This important problem is solved in a dependable, inexpensive and automatic manner by the invention disclosed herein. When the volume of exhaust gases is quite small, the nozzle orifice is likewise small so that the velocity of the gases issuing therefrom is sufficient to entrain enough air to oxidize their combustible constituents. If the volume of gases increases, the nozzle orifice is opened wider, whereby the velocity of the gases does not increase to an extent where the amount 76 of air entrained bears an improper relation to the increased volume of gases. Consequently, the exhaust gases are properly treated regardless of fluctuations in their volume.
operation at all times. The only part of the nozzle that presents any problem in this connection is the metal strips.
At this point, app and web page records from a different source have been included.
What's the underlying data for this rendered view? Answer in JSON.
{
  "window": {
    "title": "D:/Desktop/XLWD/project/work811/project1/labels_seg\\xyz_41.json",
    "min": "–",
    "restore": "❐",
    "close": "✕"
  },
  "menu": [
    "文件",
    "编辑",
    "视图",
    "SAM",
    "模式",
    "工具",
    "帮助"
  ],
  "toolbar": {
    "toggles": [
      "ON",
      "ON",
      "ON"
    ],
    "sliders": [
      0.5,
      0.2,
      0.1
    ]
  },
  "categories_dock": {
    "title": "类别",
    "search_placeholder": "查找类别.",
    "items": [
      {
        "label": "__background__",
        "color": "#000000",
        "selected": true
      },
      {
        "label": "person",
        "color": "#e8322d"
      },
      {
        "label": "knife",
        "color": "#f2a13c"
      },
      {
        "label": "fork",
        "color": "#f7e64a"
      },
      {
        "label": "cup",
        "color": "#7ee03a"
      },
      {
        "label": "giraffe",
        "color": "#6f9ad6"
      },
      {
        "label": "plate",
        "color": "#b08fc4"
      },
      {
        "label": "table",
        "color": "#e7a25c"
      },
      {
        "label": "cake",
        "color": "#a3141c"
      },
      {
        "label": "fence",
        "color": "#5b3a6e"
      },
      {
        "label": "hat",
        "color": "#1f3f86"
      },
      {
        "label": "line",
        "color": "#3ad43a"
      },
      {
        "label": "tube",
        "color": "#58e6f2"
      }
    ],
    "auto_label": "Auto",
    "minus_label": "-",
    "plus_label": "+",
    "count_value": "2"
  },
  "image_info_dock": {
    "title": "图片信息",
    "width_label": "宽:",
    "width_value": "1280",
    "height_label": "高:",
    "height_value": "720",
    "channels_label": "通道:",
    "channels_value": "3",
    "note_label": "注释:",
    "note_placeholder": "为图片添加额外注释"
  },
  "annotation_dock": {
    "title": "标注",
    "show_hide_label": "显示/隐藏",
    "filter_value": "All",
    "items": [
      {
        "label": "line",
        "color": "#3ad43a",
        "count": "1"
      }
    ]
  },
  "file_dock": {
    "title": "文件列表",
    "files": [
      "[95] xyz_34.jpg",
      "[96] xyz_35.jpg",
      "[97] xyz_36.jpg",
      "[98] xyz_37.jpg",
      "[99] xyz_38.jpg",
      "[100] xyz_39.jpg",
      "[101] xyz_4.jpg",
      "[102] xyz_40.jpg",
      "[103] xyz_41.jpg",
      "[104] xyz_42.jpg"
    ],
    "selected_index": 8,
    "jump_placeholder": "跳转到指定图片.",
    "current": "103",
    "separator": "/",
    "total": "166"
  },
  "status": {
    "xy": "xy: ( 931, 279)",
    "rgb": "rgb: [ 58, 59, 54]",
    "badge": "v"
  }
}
Although they may be made in different thicknesses and of different compositiced otherwise than as specifically illustrated and described.
1. An injector nozzle comprising a base member provided with an opening therethrough, a pair of opposed fixed wall members associated with said base member at opposite sides of said opening, and a pair of flexible wall members disposed between said fixed members with their inner ends connected to said base and converging toward each other outwardly from said base, said flexible walls forming with said fixed walls a conduit for fluid flowing through said opening, said flexible walls being responsive to the pressure of said fluid to vary the area of the outlet of said conduit, and each of said flexible walls including a plurality of resilient strip members the inner one of which is shorter than the outer one.
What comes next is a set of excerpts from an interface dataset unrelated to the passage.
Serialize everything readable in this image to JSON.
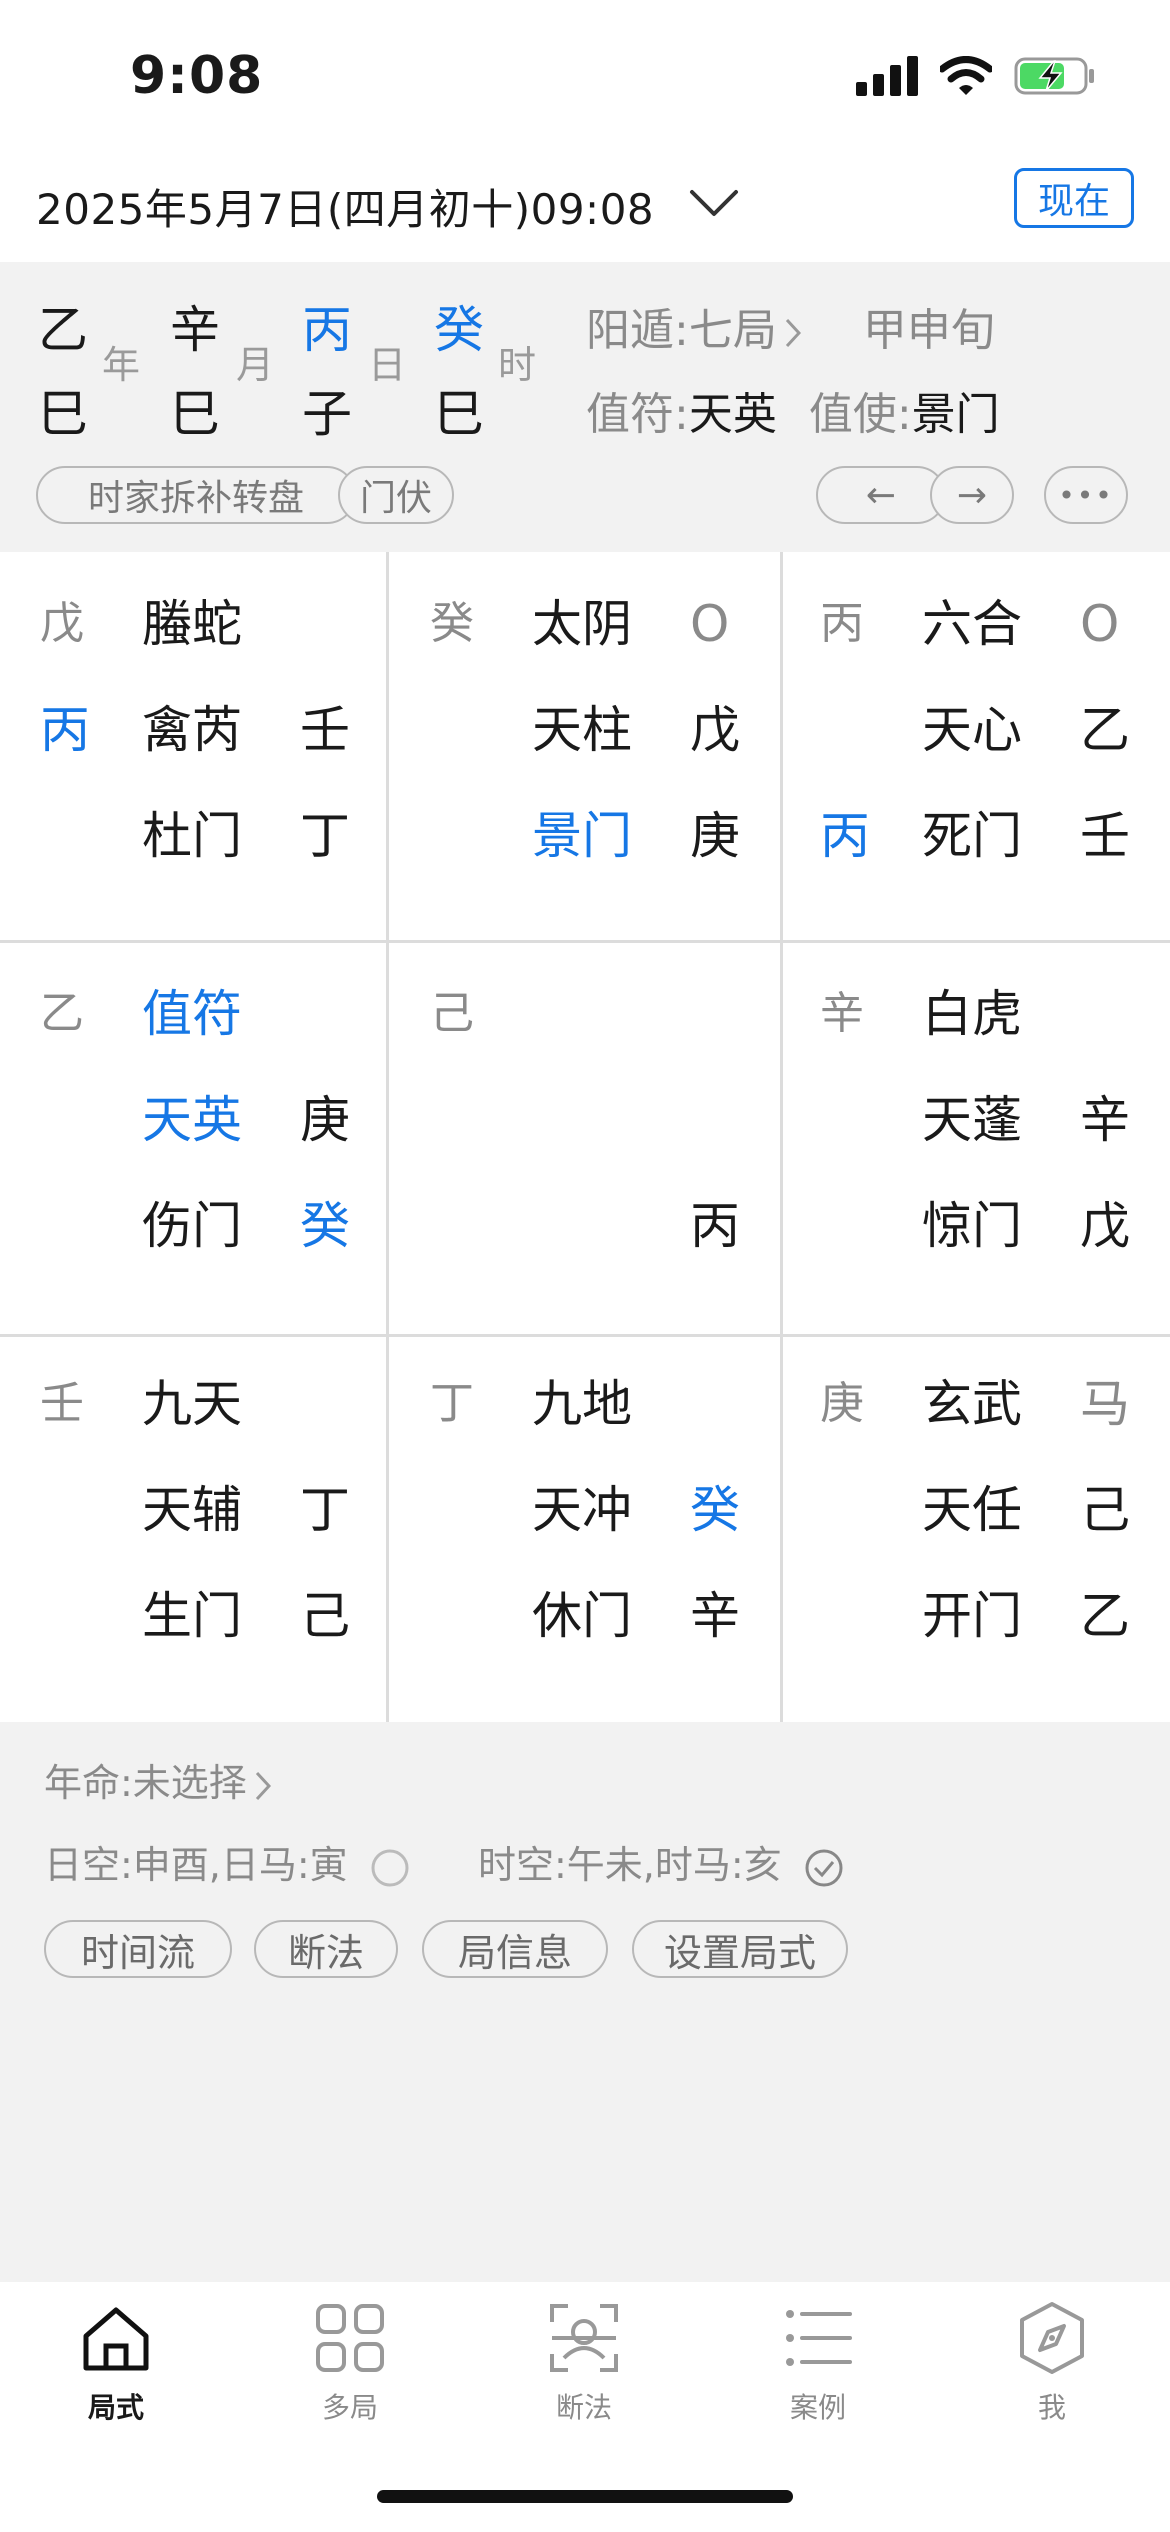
{
  "status": {
    "time": "9:08"
  },
  "header": {
    "date": "2025年5月7日(四月初十)09:08",
    "now_label": "现在"
  },
  "pillars": [
    {
      "stem": "乙",
      "branch": "巳",
      "label": "年",
      "stem_color": "#1a1a1a"
    },
    {
      "stem": "辛",
      "branch": "巳",
      "label": "月",
      "stem_color": "#1a1a1a"
    },
    {
      "stem": "丙",
      "branch": "子",
      "label": "日",
      "stem_color": "#1677e5"
    },
    {
      "stem": "癸",
      "branch": "巳",
      "label": "时",
      "stem_color": "#1677e5"
    }
  ],
  "info": {
    "ju": "阳遁:七局",
    "xun": "甲申旬",
    "zhifu_label": "值符:",
    "zhifu_value": "天英",
    "zhishi_label": "值使:",
    "zhishi_value": "景门"
  },
  "method_pills": [
    "时家拆补转盘",
    "门伏"
  ],
  "nav_arrows": {
    "prev": "←",
    "next": "→",
    "more": "•••"
  },
  "palaces": [
    {
      "corner": "戊",
      "left2": "丙",
      "left2_color": "#1677e5",
      "left3": "",
      "god": "螣蛇",
      "god_color": "#1a1a1a",
      "star": "禽芮",
      "star_color": "#1a1a1a",
      "door": "杜门",
      "door_color": "#1a1a1a",
      "r1": "",
      "r1_color": "#1a1a1a",
      "r2": "壬",
      "r2_color": "#1a1a1a",
      "r3": "丁",
      "r3_color": "#1a1a1a"
    },
    {
      "corner": "癸",
      "left2": "",
      "left2_color": "#1a1a1a",
      "left3": "",
      "god": "太阴",
      "god_color": "#1a1a1a",
      "star": "天柱",
      "star_color": "#1a1a1a",
      "door": "景门",
      "door_color": "#1677e5",
      "r1": "O",
      "r1_color": "#8a8a8a",
      "r2": "戊",
      "r2_color": "#1a1a1a",
      "r3": "庚",
      "r3_color": "#1a1a1a"
    },
    {
      "corner": "丙",
      "left2": "",
      "left2_color": "#1a1a1a",
      "left3": "丙",
      "god": "六合",
      "god_color": "#1a1a1a",
      "star": "天心",
      "star_color": "#1a1a1a",
      "door": "死门",
      "door_color": "#1a1a1a",
      "r1": "O",
      "r1_color": "#8a8a8a",
      "r2": "乙",
      "r2_color": "#1a1a1a",
      "r3": "壬",
      "r3_color": "#1a1a1a"
    },
    {
      "corner": "乙",
      "left2": "",
      "left2_color": "#1a1a1a",
      "left3": "",
      "god": "值符",
      "god_color": "#1677e5",
      "star": "天英",
      "star_color": "#1677e5",
      "door": "伤门",
      "door_color": "#1a1a1a",
      "r1": "",
      "r1_color": "#1a1a1a",
      "r2": "庚",
      "r2_color": "#1a1a1a",
      "r3": "癸",
      "r3_color": "#1677e5"
    },
    {
      "corner": "己",
      "left2": "",
      "left2_color": "#1a1a1a",
      "left3": "",
      "god": "",
      "god_color": "#1a1a1a",
      "star": "",
      "star_color": "#1a1a1a",
      "door": "",
      "door_color": "#1a1a1a",
      "r1": "",
      "r1_color": "#1a1a1a",
      "r2": "",
      "r2_color": "#1a1a1a",
      "r3": "丙",
      "r3_color": "#1a1a1a"
    },
    {
      "corner": "辛",
      "left2": "",
      "left2_color": "#1a1a1a",
      "left3": "",
      "god": "白虎",
      "god_color": "#1a1a1a",
      "star": "天蓬",
      "star_color": "#1a1a1a",
      "door": "惊门",
      "door_color": "#1a1a1a",
      "r1": "",
      "r1_color": "#1a1a1a",
      "r2": "辛",
      "r2_color": "#1a1a1a",
      "r3": "戊",
      "r3_color": "#1a1a1a"
    },
    {
      "corner": "壬",
      "left2": "",
      "left2_color": "#1a1a1a",
      "left3": "",
      "god": "九天",
      "god_color": "#1a1a1a",
      "star": "天辅",
      "star_color": "#1a1a1a",
      "door": "生门",
      "door_color": "#1a1a1a",
      "r1": "",
      "r1_color": "#1a1a1a",
      "r2": "丁",
      "r2_color": "#1a1a1a",
      "r3": "己",
      "r3_color": "#1a1a1a"
    },
    {
      "corner": "丁",
      "left2": "",
      "left2_color": "#1a1a1a",
      "left3": "",
      "god": "九地",
      "god_color": "#1a1a1a",
      "star": "天冲",
      "star_color": "#1a1a1a",
      "door": "休门",
      "door_color": "#1a1a1a",
      "r1": "",
      "r1_color": "#1a1a1a",
      "r2": "癸",
      "r2_color": "#1677e5",
      "r3": "辛",
      "r3_color": "#1a1a1a"
    },
    {
      "corner": "庚",
      "left2": "",
      "left2_color": "#1a1a1a",
      "left3": "",
      "god": "玄武",
      "god_color": "#1a1a1a",
      "star": "天任",
      "star_color": "#1a1a1a",
      "door": "开门",
      "door_color": "#1a1a1a",
      "r1": "马",
      "r1_color": "#8a8a8a",
      "r2": "己",
      "r2_color": "#1a1a1a",
      "r3": "乙",
      "r3_color": "#1a1a1a"
    }
  ],
  "lower": {
    "nianming": "年命:未选择",
    "rikong": "日空:申酉,日马:寅",
    "shikong": "时空:午未,时马:亥",
    "pills": [
      "时间流",
      "断法",
      "局信息",
      "设置局式"
    ]
  },
  "tabs": [
    {
      "label": "局式",
      "icon": "home-icon",
      "active": true
    },
    {
      "label": "多局",
      "icon": "grid-icon",
      "active": false
    },
    {
      "label": "断法",
      "icon": "scan-icon",
      "active": false
    },
    {
      "label": "案例",
      "icon": "list-icon",
      "active": false
    },
    {
      "label": "我",
      "icon": "compass-icon",
      "active": false
    }
  ]
}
2. An injector nozzle comprising a base member provided with an opening therethrough, a pair of opposed fixed wall members associated with said base member at opposite sides of said opening, a pair of flexible wall members disposed between said fixed members with their inner ends connected to said base and converging toward each other outwardly from said base, said flexible walls forming with said fixed walls a conduit for fluid flowing through said opening, said flexible walls being responsive to the pressure of said fluid to vary the area of the outlet of said conduit, and a substantially rigid plate overlying eachof said flexible walls with its major portion spaced therefrom, and each of said flexible walls including a plurality of resilient strip members the inner one of which is shorter than the outer one.
3. An injector nozzle provided with a passage for fluid conducted thereto, said passage having a wall at least a portion of which is flexible and normally inclined toward the opposite portion of the passage wall, and said flexible portion of the wall including a plurality of resilient strip members superimposed for a portion of their length with the inner one shorter than the outer one, and said strip members being adapted to be moved outwardly by the, pressure of fluid flowing through said passage whereby the size of the passage outlet is controlled and thereby the outlet velocity of the fluid is maintained substantially constant.
JOSEPH C. W. FRAZER. OWEN G. BENNETT.